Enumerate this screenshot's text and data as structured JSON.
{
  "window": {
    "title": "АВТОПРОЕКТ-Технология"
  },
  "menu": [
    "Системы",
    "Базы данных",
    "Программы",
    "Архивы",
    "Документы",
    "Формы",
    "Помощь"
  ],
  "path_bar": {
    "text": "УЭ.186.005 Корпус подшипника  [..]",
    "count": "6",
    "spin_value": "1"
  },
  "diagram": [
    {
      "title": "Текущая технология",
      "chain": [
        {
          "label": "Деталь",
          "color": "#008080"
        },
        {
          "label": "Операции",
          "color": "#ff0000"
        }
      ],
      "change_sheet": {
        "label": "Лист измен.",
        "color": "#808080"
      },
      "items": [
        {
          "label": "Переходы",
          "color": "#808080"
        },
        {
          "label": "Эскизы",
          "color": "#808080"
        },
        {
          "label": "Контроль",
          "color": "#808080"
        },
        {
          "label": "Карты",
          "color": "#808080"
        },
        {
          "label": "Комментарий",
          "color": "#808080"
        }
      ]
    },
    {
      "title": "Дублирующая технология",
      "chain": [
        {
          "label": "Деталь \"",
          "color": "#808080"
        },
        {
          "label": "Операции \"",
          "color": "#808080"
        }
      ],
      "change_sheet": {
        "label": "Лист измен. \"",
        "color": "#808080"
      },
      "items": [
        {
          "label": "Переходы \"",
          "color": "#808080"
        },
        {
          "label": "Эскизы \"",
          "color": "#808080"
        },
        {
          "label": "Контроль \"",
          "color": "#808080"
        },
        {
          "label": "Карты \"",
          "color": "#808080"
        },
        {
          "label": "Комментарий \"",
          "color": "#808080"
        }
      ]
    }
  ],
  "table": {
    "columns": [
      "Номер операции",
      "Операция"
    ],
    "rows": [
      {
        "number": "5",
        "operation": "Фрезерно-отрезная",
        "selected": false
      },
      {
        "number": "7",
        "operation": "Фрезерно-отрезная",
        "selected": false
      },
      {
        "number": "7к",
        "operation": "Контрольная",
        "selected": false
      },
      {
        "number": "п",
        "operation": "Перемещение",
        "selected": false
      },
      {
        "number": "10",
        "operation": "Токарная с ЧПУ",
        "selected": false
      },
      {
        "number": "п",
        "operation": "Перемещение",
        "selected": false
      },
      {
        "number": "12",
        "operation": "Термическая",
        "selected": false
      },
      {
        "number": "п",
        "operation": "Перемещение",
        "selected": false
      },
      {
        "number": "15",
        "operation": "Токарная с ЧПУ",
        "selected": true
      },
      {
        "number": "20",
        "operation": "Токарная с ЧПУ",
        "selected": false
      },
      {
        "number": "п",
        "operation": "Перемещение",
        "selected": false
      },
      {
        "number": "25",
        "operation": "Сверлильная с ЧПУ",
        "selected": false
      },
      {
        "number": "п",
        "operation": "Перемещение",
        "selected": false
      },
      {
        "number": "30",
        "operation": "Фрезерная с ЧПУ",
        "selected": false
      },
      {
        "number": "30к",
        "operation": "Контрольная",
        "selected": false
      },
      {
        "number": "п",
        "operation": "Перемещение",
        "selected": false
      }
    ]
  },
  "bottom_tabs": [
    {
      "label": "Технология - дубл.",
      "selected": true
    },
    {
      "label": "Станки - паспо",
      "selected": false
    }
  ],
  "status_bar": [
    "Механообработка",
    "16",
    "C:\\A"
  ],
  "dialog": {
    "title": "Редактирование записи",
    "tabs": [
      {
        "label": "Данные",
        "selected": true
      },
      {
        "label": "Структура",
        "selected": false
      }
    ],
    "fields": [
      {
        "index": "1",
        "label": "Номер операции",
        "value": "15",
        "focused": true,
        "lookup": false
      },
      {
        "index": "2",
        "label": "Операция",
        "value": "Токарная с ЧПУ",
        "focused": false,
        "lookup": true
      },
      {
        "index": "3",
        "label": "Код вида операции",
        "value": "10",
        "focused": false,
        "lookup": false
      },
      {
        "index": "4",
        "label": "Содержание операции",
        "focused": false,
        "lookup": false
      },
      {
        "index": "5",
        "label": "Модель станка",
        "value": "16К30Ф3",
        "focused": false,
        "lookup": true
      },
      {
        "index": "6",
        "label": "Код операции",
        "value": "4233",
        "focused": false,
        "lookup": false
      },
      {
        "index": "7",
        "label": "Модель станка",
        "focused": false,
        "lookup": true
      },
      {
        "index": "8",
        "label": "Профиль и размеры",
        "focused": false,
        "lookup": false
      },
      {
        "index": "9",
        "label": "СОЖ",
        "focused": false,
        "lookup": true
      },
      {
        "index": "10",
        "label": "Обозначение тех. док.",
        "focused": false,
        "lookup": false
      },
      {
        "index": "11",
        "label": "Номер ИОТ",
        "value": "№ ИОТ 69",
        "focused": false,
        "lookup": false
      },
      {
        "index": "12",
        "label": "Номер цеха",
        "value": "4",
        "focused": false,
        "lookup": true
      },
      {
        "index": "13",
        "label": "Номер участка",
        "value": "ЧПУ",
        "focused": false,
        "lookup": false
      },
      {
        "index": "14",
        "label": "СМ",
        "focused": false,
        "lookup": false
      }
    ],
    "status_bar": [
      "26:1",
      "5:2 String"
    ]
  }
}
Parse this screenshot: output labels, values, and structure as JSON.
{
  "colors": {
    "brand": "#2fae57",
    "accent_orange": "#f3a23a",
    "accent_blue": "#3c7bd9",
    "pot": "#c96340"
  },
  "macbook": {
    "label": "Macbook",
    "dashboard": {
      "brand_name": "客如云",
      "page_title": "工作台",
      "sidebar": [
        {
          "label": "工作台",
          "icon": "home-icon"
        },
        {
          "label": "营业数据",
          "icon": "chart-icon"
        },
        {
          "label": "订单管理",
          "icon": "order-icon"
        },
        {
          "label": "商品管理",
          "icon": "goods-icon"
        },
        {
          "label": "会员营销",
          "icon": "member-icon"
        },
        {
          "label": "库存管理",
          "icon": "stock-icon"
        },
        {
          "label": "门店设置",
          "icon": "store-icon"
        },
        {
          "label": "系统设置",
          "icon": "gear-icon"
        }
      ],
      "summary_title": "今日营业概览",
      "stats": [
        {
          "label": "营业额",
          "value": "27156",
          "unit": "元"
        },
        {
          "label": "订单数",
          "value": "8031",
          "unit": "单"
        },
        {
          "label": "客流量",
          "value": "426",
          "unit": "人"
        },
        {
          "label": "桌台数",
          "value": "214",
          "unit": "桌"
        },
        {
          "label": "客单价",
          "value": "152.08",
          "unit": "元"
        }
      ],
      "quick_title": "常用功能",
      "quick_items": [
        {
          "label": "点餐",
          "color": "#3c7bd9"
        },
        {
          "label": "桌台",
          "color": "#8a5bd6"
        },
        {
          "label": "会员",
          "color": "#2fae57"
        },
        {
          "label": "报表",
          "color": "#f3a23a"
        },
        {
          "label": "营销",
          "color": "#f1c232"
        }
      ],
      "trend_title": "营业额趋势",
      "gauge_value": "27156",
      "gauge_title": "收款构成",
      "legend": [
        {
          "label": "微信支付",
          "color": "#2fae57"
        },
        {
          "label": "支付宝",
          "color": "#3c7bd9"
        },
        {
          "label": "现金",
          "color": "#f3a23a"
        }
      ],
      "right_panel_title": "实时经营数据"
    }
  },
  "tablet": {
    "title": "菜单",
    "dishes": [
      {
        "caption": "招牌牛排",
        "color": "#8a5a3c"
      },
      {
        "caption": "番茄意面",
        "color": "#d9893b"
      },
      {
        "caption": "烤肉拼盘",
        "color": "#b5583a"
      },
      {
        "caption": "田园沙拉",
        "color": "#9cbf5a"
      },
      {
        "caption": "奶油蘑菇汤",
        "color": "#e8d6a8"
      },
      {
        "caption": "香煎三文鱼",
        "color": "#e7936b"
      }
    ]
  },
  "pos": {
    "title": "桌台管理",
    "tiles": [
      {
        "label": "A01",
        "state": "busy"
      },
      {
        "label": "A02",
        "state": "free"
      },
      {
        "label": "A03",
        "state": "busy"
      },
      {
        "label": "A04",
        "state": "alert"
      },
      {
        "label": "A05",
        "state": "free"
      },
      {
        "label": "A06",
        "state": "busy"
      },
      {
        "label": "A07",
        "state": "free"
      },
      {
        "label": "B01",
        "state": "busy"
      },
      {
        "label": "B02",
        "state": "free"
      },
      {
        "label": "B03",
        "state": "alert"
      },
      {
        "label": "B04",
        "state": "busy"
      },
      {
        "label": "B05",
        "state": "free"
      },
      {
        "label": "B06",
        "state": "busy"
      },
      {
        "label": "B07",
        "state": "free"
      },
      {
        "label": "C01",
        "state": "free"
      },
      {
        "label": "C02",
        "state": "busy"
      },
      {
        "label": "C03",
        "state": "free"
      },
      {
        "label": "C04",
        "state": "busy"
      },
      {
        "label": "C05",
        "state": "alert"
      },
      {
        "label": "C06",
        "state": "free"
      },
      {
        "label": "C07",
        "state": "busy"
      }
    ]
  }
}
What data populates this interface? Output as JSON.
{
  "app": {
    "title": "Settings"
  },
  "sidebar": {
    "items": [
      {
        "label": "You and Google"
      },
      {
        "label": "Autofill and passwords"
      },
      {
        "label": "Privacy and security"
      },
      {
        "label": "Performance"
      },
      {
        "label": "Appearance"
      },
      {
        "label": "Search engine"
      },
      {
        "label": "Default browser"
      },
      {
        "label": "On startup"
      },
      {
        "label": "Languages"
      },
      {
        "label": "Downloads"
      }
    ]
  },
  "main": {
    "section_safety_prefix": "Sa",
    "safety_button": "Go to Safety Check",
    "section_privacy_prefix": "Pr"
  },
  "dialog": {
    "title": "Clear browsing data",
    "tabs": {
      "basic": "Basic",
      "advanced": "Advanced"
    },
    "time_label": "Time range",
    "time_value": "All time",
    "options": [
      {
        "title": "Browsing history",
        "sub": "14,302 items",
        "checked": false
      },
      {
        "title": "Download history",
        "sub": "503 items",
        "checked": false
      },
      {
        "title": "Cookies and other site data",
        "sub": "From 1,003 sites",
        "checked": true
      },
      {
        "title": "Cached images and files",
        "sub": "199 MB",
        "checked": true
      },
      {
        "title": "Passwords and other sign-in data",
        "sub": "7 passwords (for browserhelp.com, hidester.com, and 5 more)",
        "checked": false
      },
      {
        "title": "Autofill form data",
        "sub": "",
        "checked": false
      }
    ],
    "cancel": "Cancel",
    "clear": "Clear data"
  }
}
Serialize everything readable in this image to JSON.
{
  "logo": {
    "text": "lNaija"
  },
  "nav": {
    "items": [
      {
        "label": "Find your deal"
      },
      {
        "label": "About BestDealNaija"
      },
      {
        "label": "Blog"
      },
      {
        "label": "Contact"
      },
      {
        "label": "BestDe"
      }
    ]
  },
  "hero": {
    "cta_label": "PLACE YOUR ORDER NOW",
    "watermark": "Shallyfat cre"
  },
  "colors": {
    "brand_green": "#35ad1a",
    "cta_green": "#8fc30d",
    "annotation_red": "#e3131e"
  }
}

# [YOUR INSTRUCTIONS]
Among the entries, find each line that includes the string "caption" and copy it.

# [ANSWER]
        "caption": "招牌牛排",
        "caption": "番茄意面",
        "caption": "烤肉拼盘",
        "caption": "田园沙拉",
        "caption": "奶油蘑菇汤",
        "caption": "香煎三文鱼",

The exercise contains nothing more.